Provided information section start
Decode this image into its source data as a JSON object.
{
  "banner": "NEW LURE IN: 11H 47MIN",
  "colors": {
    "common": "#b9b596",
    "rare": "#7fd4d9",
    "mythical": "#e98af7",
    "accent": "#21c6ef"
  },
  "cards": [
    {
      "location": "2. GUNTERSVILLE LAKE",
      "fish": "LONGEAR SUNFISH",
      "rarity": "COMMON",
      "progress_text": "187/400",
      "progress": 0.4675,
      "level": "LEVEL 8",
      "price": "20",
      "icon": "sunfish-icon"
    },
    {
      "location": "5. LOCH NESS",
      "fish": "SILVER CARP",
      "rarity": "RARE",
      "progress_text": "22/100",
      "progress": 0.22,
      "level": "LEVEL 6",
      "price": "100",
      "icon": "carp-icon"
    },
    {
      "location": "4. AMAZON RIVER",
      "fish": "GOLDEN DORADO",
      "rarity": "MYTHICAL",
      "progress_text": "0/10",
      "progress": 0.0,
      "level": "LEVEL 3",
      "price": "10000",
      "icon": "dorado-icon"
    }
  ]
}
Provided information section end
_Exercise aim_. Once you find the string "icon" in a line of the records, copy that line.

_Result for this task_.
      "icon": "sunfish-icon"
      "icon": "carp-icon"
      "icon": "dorado-icon"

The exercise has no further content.